Log data provides the most granular view into what is happening across your systems, applications, and end users. Logs can show you where the issues are in real-time, and provide a historical trending view over time. Logs give you the whole picture. Modern infrastructure constantly generates log data at a rate faster than humans can easily analyze. And now that data centers can be built and torn down with scripts, the amount of activity and data is exponential.
In cloud-based architectures, the situation is different and the network has become even more important. Let’s imagine a typical cloud-based architecture situation. You run a datacenter with a flexible number of allocated computing instances (for example, due to the pricing model and volatile demands for CPU). Your datacenter serves distributed applications that are backed by, for example, microservices. Additionally, let’s say that your applications are distributed via Docker containers to give your DevOps teams some flexibility. In situations like this you need more networking than ever. Your network must shoulder all the communications required between the microservices. It serves as a virtual nervous system for your applications.
"Programmability in the network" is a wordy yet simpler way to describe the extension of network capabilities through the use of software-defined techniques. See what I mean? In any case, whatever you want to call it, there are two distinct methods of leveraging programmability in the network. One is specifically tied to SDN, using the extensible capability of an SDN controller supportive of a plug-in, module or app-based model. The second is more broadly applicable (in that it can be used for SDN but also as part of traditional or legacy architectural approaches as well) and implements an in-path model for executing logic (programmability) on inbound and outbound traffic.
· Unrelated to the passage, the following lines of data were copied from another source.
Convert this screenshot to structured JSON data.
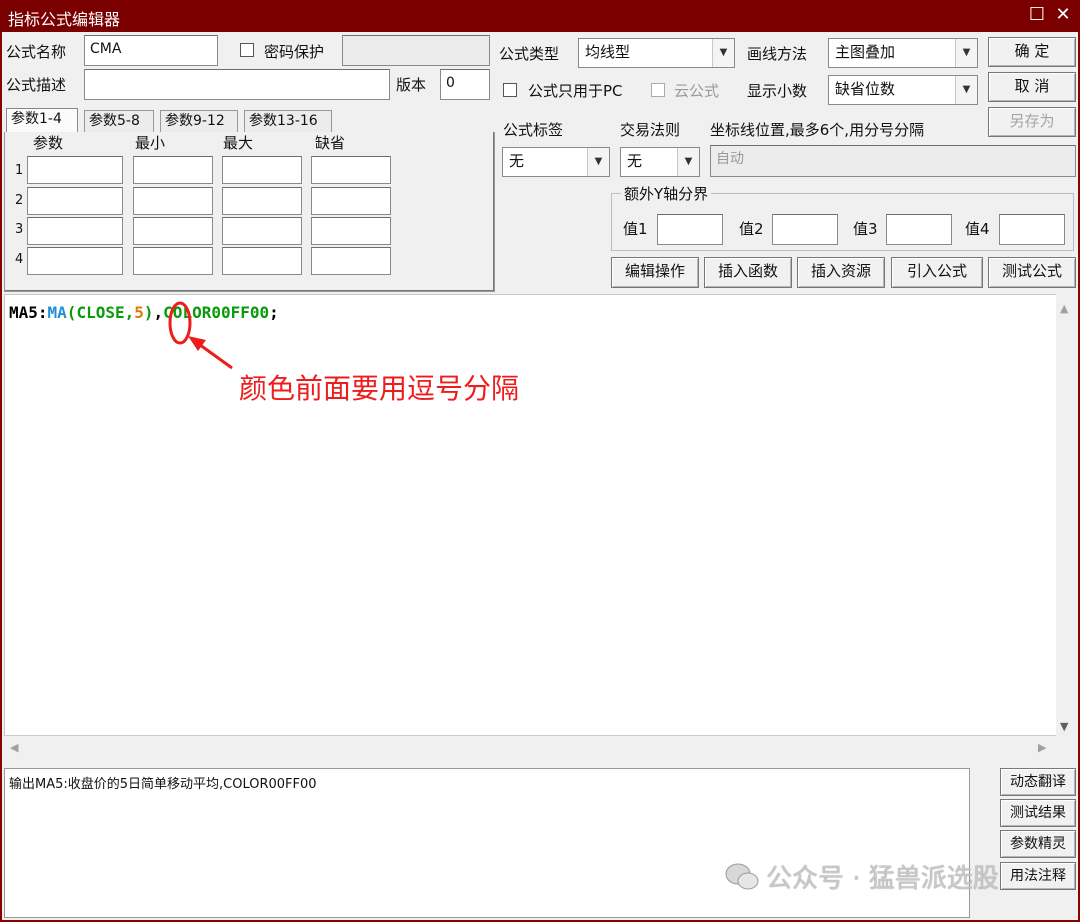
{
  "window": {
    "title": "指标公式编辑器",
    "restore_glyph": "☐",
    "close_glyph": "✕"
  },
  "form": {
    "name_label": "公式名称",
    "name_value": "CMA",
    "password_label": "密码保护",
    "password_value": "",
    "desc_label": "公式描述",
    "desc_value": "",
    "version_label": "版本",
    "version_value": "0",
    "type_label": "公式类型",
    "type_value": "均线型",
    "draw_label": "画线方法",
    "draw_value": "主图叠加",
    "pc_only_label": "公式只用于PC",
    "cloud_label": "云公式",
    "decimals_label": "显示小数",
    "decimals_value": "缺省位数",
    "tag_label": "公式标签",
    "tag_value": "无",
    "trade_label": "交易法则",
    "trade_value": "无",
    "axis_label": "坐标线位置,最多6个,用分号分隔",
    "axis_value": "自动",
    "extra_y_label": "额外Y轴分界",
    "extra_y_values": [
      "值1",
      "值2",
      "值3",
      "值4"
    ]
  },
  "buttons": {
    "ok": "确  定",
    "cancel": "取  消",
    "save_as": "另存为",
    "edit_ops": "编辑操作",
    "insert_func": "插入函数",
    "insert_res": "插入资源",
    "import": "引入公式",
    "test": "测试公式"
  },
  "params": {
    "tabs": [
      "参数1-4",
      "参数5-8",
      "参数9-12",
      "参数13-16"
    ],
    "headers": [
      "参数",
      "最小",
      "最大",
      "缺省"
    ],
    "rows": [
      "1",
      "2",
      "3",
      "4"
    ]
  },
  "code": {
    "t1": "MA5:",
    "t2": "MA",
    "t3": "(",
    "t4": "CLOSE",
    "t5": ",",
    "t6": "5",
    "t7": ")",
    "t8": ",",
    "t9": "COLOR00FF00",
    "t10": ";"
  },
  "colors": {
    "code_black": "#000000",
    "code_blue": "#1f8fd8",
    "code_green": "#0a9a0a",
    "code_orange": "#e07b00",
    "annotation_red": "#ee1c1c"
  },
  "annotation": "颜色前面要用逗号分隔",
  "output_text": "输出MA5:收盘价的5日简单移动平均,COLOR00FF00",
  "side_buttons": [
    "动态翻译",
    "测试结果",
    "参数精灵",
    "用法注释"
  ],
  "watermark": "公众号 · 猛兽派选股",
  "icons": {
    "dropdown": "▼",
    "up": "▲",
    "down": "▼",
    "left": "◀",
    "right": "▶"
  }
}
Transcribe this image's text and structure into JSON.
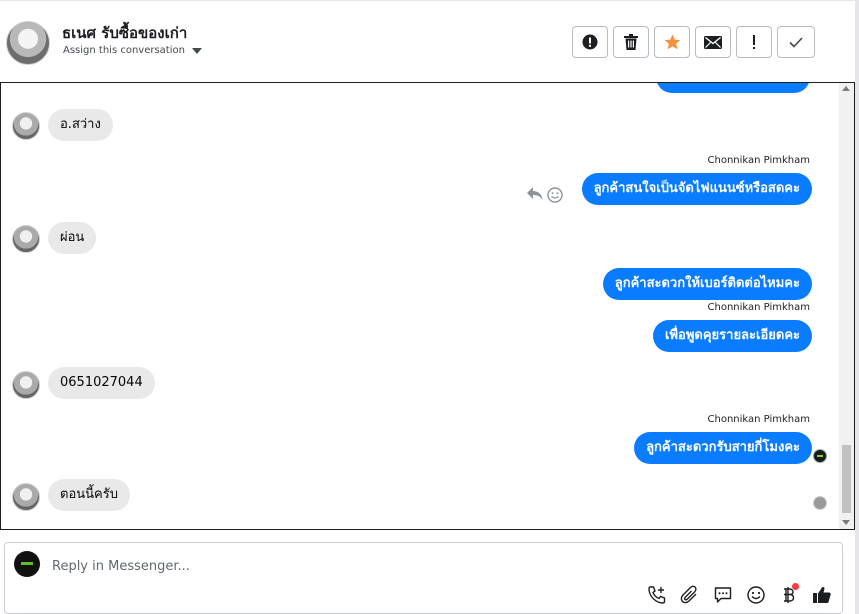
{
  "header": {
    "contact_name": "ธเนศ รับซื้อของเก่า",
    "assign_label": "Assign this conversation",
    "actions": [
      {
        "name": "mark-spam",
        "icon": "alert-circle-icon"
      },
      {
        "name": "delete",
        "icon": "trash-icon"
      },
      {
        "name": "star",
        "icon": "star-icon"
      },
      {
        "name": "mark-unread",
        "icon": "envelope-icon"
      },
      {
        "name": "follow-up",
        "icon": "exclamation-icon"
      },
      {
        "name": "mark-done",
        "icon": "checkmark-icon"
      }
    ]
  },
  "messages": {
    "m1": {
      "direction": "incoming",
      "text": "อ.สว่าง"
    },
    "m2": {
      "direction": "outgoing",
      "sender": "Chonnikan Pimkham",
      "text": "ลูกค้าสนใจเป็นจัดไฟแนนซ์หรือสดคะ"
    },
    "m3": {
      "direction": "incoming",
      "text": "ผ่อน"
    },
    "m4": {
      "direction": "outgoing",
      "text": "ลูกค้าสะดวกให้เบอร์ติดต่อไหมคะ"
    },
    "m5": {
      "direction": "outgoing",
      "sender": "Chonnikan Pimkham",
      "text": "เพื่อพูดคุยรายละเอียดคะ"
    },
    "m6": {
      "direction": "incoming",
      "text": "0651027044"
    },
    "m7": {
      "direction": "outgoing",
      "sender": "Chonnikan Pimkham",
      "text": "ลูกค้าสะดวกรับสายกี่โมงคะ"
    },
    "m8": {
      "direction": "incoming",
      "text": "ตอนนี้ครับ"
    }
  },
  "composer": {
    "placeholder": "Reply in Messenger...",
    "value": "",
    "tools": [
      "phone-plus-icon",
      "paperclip-icon",
      "chat-bubble-icon",
      "emoji-icon",
      "baht-icon",
      "thumbs-up-icon"
    ]
  },
  "colors": {
    "outgoing_bubble": "#0a7cff",
    "incoming_bubble": "#e9e9ea",
    "star": "#f5923e"
  }
}
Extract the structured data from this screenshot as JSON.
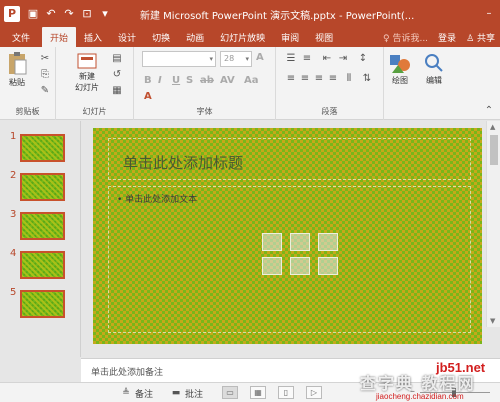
{
  "titlebar": {
    "title": "新建 Microsoft PowerPoint 演示文稿.pptx - PowerPoint(...",
    "logo": "P"
  },
  "tabs": [
    "文件",
    "开始",
    "插入",
    "设计",
    "切换",
    "动画",
    "幻灯片放映",
    "审阅",
    "视图"
  ],
  "tabs_right": {
    "tell": "♀ 告诉我...",
    "login": "登录",
    "share": "♙ 共享"
  },
  "ribbon": {
    "paste": "粘贴",
    "clipboard": "剪贴板",
    "new_slide": "新建\n幻灯片",
    "slides_group": "幻灯片",
    "font_size": "28",
    "font_group": "字体",
    "paragraph_group": "段落",
    "drawing": "绘图",
    "editing": "编辑"
  },
  "thumbnails": [
    "1",
    "2",
    "3",
    "4",
    "5"
  ],
  "slide": {
    "title_placeholder": "单击此处添加标题",
    "body_placeholder": "• 单击此处添加文本"
  },
  "notes": {
    "placeholder": "单击此处添加备注"
  },
  "statusbar": {
    "notes": "备注",
    "comments": "批注"
  },
  "watermark": {
    "site": "jb51.net",
    "brand": "查字典 教程网",
    "url": "jiaocheng.chazidian.com"
  }
}
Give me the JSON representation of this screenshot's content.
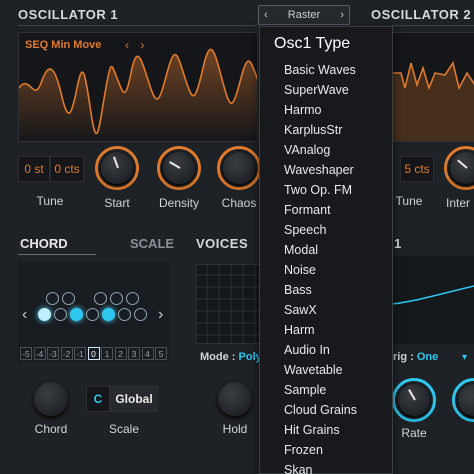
{
  "osc1": {
    "title": "OSCILLATOR 1",
    "wave_label": "SEQ Min Move",
    "wave_arrows": "‹ ›",
    "tune_st": "0 st",
    "tune_cts": "0 cts",
    "knob_labels": [
      "Tune",
      "Start",
      "Density",
      "Chaos"
    ]
  },
  "osc2": {
    "title": "OSCILLATOR 2",
    "tune_cts": "5 cts",
    "knob_labels": [
      "Tune",
      "Inter"
    ]
  },
  "selector": {
    "left_arrow": "‹",
    "value": "Raster",
    "right_arrow": "›"
  },
  "menu": {
    "title": "Osc1 Type",
    "items": [
      "Basic Waves",
      "SuperWave",
      "Harmo",
      "KarplusStr",
      "VAnalog",
      "Waveshaper",
      "Two Op. FM",
      "Formant",
      "Speech",
      "Modal",
      "Noise",
      "Bass",
      "SawX",
      "Harm",
      "Audio In",
      "Wavetable",
      "Sample",
      "Cloud Grains",
      "Hit Grains",
      "Frozen",
      "Skan"
    ]
  },
  "chord": {
    "tab_chord": "CHORD",
    "tab_scale": "SCALE",
    "left_arrow": "‹",
    "right_arrow": "›",
    "scale_numbers": [
      "-5",
      "-4",
      "-3",
      "-2",
      "-1",
      "0",
      "1",
      "2",
      "3",
      "4",
      "5"
    ],
    "selected_scale": "0",
    "key": "C",
    "scope": "Global",
    "knob_labels": [
      "Chord",
      "Scale"
    ]
  },
  "voices": {
    "title": "VOICES",
    "mode_label": "Mode :",
    "mode_value": "Poly",
    "knob_label": "Hold"
  },
  "right_panel": {
    "title_fragment": "1",
    "trig_label": "rig :",
    "trig_value": "One",
    "knob_label": "Rate"
  },
  "colors": {
    "accent_orange": "#e07a2e",
    "accent_cyan": "#2fc8f0",
    "background": "#1e2226"
  }
}
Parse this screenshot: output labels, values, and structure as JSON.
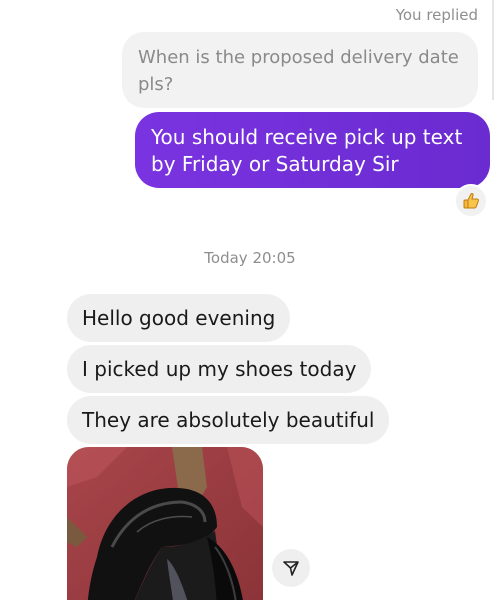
{
  "reply_label": "You replied",
  "quoted_message": "When is the proposed delivery date pls?",
  "sent_message": "You should receive pick up text by Friday or Saturday Sir",
  "reaction_icon": "thumbs-up-icon",
  "timestamp": "Today 20:05",
  "received_messages": [
    "Hello good evening",
    "I picked up my shoes today",
    "They are absolutely beautiful"
  ],
  "share_icon": "paper-plane-icon",
  "colors": {
    "sent_bubble": "#7a33e0",
    "received_bubble": "#efefef",
    "quoted_bubble": "#f2f2f2",
    "meta_text": "#8e8e8e"
  }
}
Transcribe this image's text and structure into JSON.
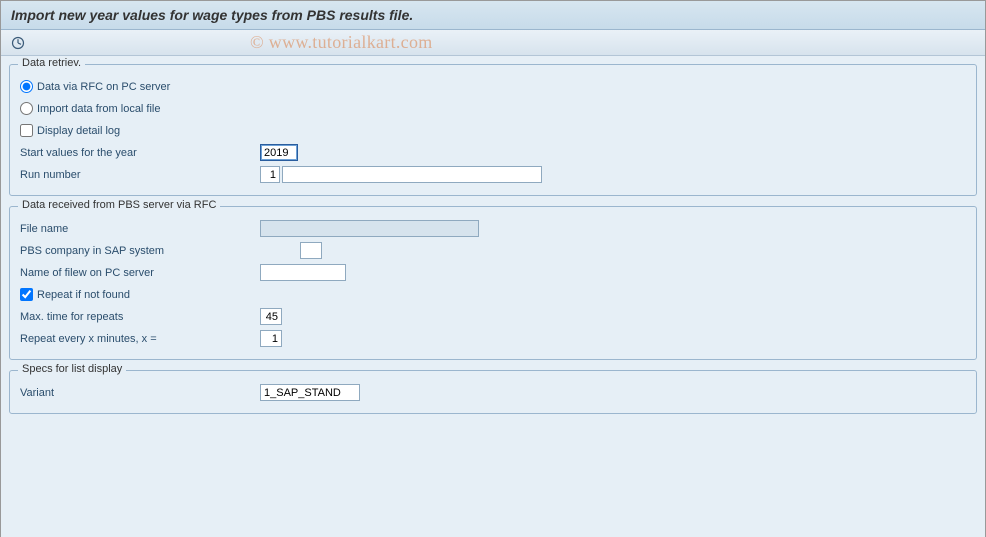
{
  "title": "Import new year values for wage types from PBS results file.",
  "watermark": "© www.tutorialkart.com",
  "group1": {
    "title": "Data retriev.",
    "radio1": "Data via RFC on PC server",
    "radio2": "Import data from local file",
    "check1": "Display detail log",
    "year_label": "Start values for the year",
    "year_value": "2019",
    "run_label": "Run number",
    "run_value": "1",
    "run_extra": ""
  },
  "group2": {
    "title": "Data received from PBS server via RFC",
    "file_label": "File name",
    "file_value": "",
    "company_label": "PBS company in SAP system",
    "company_value": "",
    "pcfile_label": "Name of filew on PC server",
    "pcfile_value": "",
    "repeat_label": "Repeat if not found",
    "maxtime_label": "Max. time for repeats",
    "maxtime_value": "45",
    "every_label": "Repeat every x minutes, x =",
    "every_value": "1"
  },
  "group3": {
    "title": "Specs for list display",
    "variant_label": "Variant",
    "variant_value": "1_SAP_STAND"
  }
}
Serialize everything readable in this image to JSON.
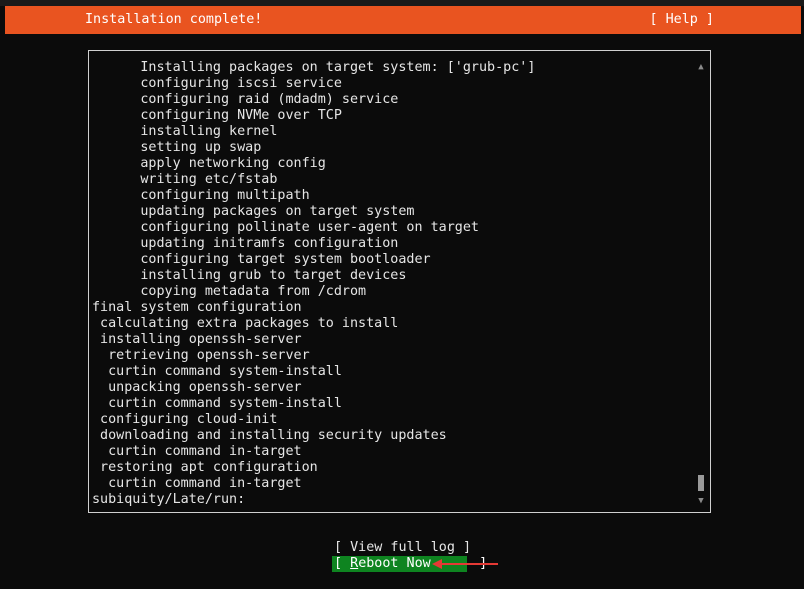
{
  "header": {
    "title": "Installation complete!",
    "help": "[ Help ]"
  },
  "log": {
    "lines": [
      "      Installing packages on target system: ['grub-pc']",
      "      configuring iscsi service",
      "      configuring raid (mdadm) service",
      "      configuring NVMe over TCP",
      "      installing kernel",
      "      setting up swap",
      "      apply networking config",
      "      writing etc/fstab",
      "      configuring multipath",
      "      updating packages on target system",
      "      configuring pollinate user-agent on target",
      "      updating initramfs configuration",
      "      configuring target system bootloader",
      "      installing grub to target devices",
      "      copying metadata from /cdrom",
      "final system configuration",
      " calculating extra packages to install",
      " installing openssh-server",
      "  retrieving openssh-server",
      "  curtin command system-install",
      "  unpacking openssh-server",
      "  curtin command system-install",
      " configuring cloud-init",
      " downloading and installing security updates",
      "  curtin command in-target",
      " restoring apt configuration",
      "  curtin command in-target",
      "subiquity/Late/run:"
    ],
    "scroll_up_glyph": "▲",
    "scroll_down_glyph": "▼"
  },
  "buttons": {
    "view_log": "[ View full log ]",
    "reboot_prefix": "[ ",
    "reboot_hotkey": "R",
    "reboot_rest": "eboot Now",
    "reboot_suffix": "      ]"
  },
  "colors": {
    "header_bg": "#e95420",
    "selected_button_bg": "#0e8420",
    "background": "#0b0b0b",
    "annotation_arrow": "#e53935"
  }
}
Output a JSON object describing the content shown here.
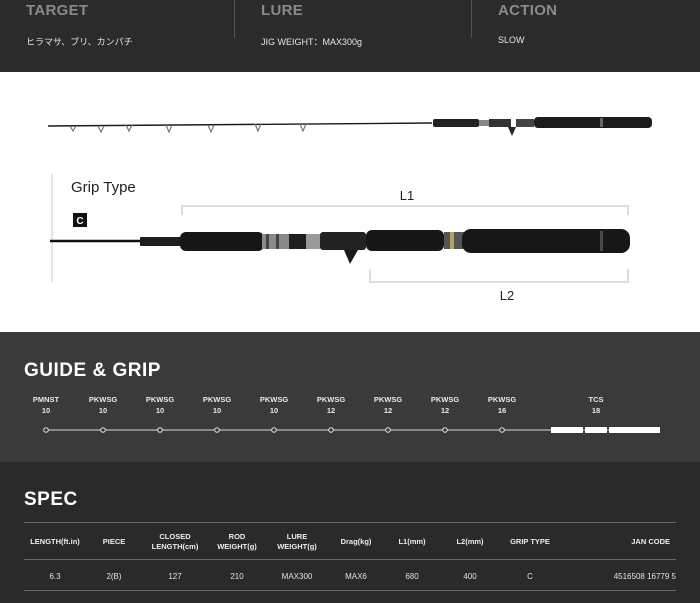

As usual, I think a picture can probably suffice to explain it fully instead of inundating you with words, words and more words.